                  Much of the research on running fatigue is actually nutritionally focused. For example, in moderate to heavy aerobic exercise, like running, the human body burns carbohydrate as the main energy source, so glycogen storage becomes a concern. If you run out of glycogen you will begin to burn total fat and fat is much less efficient as a fuel source. When you burn fat you will have to reduce the pace of your running and you will feel more fatigued. That’s exactly what hitting the wall in a marathon is! So being sure to ingest a diet with adequate carbohydrate is important. Also taking a form of carbohydrate during exercise, such as a sports drink, can help you maintain blood glucose levels and spare some muscle glycogen for latter in the run. Taking a carbohydrate source during running can also reduce your perception of central fatigue, or in other words, your running will seem easier. Maintaining blood glucose levels can also help prevent protein breakdown and the Branched Chain Amino Acid imbalances that have been hypothesized to increase brain serotonin and central fatigue.

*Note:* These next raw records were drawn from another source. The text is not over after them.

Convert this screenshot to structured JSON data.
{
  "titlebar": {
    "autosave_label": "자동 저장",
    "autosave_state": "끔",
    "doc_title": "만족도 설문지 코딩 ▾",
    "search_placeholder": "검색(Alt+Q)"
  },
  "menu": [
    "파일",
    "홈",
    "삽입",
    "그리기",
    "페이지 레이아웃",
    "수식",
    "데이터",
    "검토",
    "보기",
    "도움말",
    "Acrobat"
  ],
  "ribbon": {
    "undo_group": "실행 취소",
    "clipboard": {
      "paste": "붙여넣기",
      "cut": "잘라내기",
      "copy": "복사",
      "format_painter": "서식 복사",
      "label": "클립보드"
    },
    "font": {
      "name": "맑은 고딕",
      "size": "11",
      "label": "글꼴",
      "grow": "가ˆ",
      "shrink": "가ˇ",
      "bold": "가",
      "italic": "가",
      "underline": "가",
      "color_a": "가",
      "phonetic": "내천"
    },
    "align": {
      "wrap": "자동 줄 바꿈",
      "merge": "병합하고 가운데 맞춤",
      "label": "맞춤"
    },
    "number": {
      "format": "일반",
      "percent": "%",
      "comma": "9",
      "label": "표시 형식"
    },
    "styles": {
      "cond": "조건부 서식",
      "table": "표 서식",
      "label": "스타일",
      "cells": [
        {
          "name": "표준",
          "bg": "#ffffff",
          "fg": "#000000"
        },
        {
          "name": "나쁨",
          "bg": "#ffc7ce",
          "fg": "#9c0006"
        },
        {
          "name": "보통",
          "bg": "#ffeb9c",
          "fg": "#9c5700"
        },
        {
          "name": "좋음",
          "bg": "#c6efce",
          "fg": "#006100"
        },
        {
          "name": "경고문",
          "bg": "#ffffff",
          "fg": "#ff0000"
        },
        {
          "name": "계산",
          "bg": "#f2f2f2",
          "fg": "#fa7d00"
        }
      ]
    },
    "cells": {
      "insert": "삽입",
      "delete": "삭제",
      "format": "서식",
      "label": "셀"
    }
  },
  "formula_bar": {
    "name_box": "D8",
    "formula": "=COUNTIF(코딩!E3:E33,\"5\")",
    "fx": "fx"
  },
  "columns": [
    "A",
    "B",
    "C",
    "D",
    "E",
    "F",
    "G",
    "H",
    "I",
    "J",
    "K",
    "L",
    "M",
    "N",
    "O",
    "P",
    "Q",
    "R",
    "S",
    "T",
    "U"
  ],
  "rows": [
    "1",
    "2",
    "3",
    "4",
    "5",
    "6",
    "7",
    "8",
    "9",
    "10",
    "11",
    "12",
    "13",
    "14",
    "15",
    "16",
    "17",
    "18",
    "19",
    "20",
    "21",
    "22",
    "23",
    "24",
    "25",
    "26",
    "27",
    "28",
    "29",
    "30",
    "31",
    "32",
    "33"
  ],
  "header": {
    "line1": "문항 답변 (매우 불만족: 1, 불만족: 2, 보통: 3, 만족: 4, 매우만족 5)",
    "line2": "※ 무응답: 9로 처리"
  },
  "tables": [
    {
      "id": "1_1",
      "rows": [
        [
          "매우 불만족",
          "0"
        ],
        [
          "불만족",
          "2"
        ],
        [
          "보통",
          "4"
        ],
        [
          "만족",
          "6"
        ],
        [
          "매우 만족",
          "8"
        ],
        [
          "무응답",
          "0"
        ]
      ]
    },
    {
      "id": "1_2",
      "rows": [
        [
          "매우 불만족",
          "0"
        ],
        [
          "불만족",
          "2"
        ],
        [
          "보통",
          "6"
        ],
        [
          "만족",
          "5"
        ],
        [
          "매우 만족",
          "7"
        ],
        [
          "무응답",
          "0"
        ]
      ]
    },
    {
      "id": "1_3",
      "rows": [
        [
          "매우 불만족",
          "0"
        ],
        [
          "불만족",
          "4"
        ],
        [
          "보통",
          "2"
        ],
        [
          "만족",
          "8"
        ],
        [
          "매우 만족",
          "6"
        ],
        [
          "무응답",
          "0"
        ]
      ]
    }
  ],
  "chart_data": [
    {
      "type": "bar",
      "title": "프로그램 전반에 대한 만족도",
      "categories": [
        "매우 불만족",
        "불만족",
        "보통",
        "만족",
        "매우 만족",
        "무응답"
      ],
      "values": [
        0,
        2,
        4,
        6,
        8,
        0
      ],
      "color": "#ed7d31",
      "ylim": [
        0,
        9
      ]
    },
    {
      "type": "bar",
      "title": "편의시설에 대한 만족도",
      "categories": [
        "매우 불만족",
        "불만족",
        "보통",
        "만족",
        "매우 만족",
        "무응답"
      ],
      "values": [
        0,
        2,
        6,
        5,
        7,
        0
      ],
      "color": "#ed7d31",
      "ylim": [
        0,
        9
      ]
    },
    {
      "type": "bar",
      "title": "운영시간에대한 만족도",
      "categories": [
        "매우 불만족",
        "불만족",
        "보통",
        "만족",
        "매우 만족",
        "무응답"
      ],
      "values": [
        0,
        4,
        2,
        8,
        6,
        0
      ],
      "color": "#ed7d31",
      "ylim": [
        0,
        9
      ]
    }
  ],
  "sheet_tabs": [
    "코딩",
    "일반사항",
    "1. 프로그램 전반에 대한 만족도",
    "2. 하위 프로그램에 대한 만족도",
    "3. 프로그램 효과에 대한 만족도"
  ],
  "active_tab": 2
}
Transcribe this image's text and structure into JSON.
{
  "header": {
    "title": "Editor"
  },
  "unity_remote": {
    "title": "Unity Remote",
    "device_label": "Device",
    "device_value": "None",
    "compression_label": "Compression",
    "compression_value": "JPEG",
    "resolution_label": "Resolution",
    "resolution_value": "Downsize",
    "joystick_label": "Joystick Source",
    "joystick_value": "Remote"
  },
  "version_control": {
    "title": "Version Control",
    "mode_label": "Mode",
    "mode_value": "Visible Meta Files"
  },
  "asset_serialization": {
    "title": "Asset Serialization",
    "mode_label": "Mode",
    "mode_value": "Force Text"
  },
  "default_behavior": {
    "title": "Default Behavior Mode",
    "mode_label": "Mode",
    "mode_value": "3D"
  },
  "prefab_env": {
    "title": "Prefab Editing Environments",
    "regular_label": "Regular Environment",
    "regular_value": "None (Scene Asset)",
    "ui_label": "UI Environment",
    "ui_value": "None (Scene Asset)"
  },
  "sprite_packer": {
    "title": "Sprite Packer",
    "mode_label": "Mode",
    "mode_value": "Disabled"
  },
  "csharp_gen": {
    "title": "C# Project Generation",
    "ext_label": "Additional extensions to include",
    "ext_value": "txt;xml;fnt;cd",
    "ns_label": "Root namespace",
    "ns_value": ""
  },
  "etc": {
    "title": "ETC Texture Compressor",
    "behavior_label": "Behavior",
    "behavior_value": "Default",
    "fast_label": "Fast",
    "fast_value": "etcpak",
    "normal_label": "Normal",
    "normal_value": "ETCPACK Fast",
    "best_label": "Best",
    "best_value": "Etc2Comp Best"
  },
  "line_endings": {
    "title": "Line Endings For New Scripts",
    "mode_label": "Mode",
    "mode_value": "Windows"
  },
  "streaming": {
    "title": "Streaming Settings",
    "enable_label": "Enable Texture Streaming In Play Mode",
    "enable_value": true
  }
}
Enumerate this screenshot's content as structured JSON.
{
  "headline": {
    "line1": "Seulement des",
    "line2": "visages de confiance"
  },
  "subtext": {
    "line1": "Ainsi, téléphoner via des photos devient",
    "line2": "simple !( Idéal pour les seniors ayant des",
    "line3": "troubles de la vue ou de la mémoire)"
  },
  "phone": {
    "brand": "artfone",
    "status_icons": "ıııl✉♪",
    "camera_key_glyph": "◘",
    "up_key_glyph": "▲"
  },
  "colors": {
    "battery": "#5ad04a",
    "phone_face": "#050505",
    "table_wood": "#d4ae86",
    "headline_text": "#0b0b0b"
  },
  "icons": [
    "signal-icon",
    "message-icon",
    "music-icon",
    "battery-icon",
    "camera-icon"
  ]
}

                  Finally, ingesting a carbohydrate sports drink which also contains Branched Chain Amino Acids during exercise may also serve to reduce central fatigue. While the research is not totally clear, the BCAA’s consumed during running may serve to keep the BCAA/tryptophan ratio in balance during running, thereby keeping brain serotonin levels lower and reducing central fatigue and the perceived difficulty of running late in an event. Research is continuing in this area, so stay tuned!

                  So yes, being tired is a real human condition, and while the mechanisms of fatigue are not totally understood, fatigue, or as most of us say being tired, does occur during running. But the good news is we may be able to actually reduce fatigue through mental techniques, training and nutrition. A little less tired is always a good thing in running!

Richard Ferguson is Chair of the Physical Education, Wellness, and Sport Science Department at Averett University and is an AASP Certified Sport Psychology Consultant. He may be reached via e-mail at This e-mail address is being protected from spambots. You need JavaScript enabled to view it

Read more of Dr. Ferguson articles on - http://runohio.com

The Reason We Run - http://runohio.com/index.php/features/1027-the-reason-we-run

Some New Recruits - http://runohio.com/index.php/features/956-some-new-recruits?   

Are You a RUNNER? -  http://runohio.com/index.php/features/928-are-you-a-runner

A Different View -  http://runohio.com/index.php/features/892-a-different-view

The Components of Peak Performance - http://runohio.com/index.php/features/871--the-components-of-peak-performance

Running and Sleep -  http://runohio.com/index.php/features/845-running-and-sleep

Don’t Panic! -  http://runohio.com/index.php/features/824-dont-panic#:

The Mental Maximization of Training - http://runohio.com/index.php/features/773-the-mental-maximization-of-training

With the Help of a Friend -  http://runohio.com/index.php/features/723-with-the-help-of-a-friend

Beating the Winter Blues- http://runohio.com/index.php/features/718-beating-the-winter-blues

Go For It - http://runohio.com/index.php/features/702-go-for-it

Beating Burnout - http://runohio.com/index.php/features/658-beating-burnout

A New Outlook - http://www.runohio.com/index.php/features/611-a-new-outlook

Expect the Unexpected - http://www.runohio.com/index.php/features/560-expect-the-unexpected

Pain or Discomfort ? - http://www.runohio.com/index.php/features/529-pain-or-discomfort

Keep Your Eye on the Prize - http://www.runohio.com/index.php/features/512-keep-your-eye-on-the-prize

 Running Free - http://www.runohio.com/index.php/features/507-running-free

Running and Role Models - http://www.runohio.com/index.php/features/196-running-and-role-

Current Issue

9-17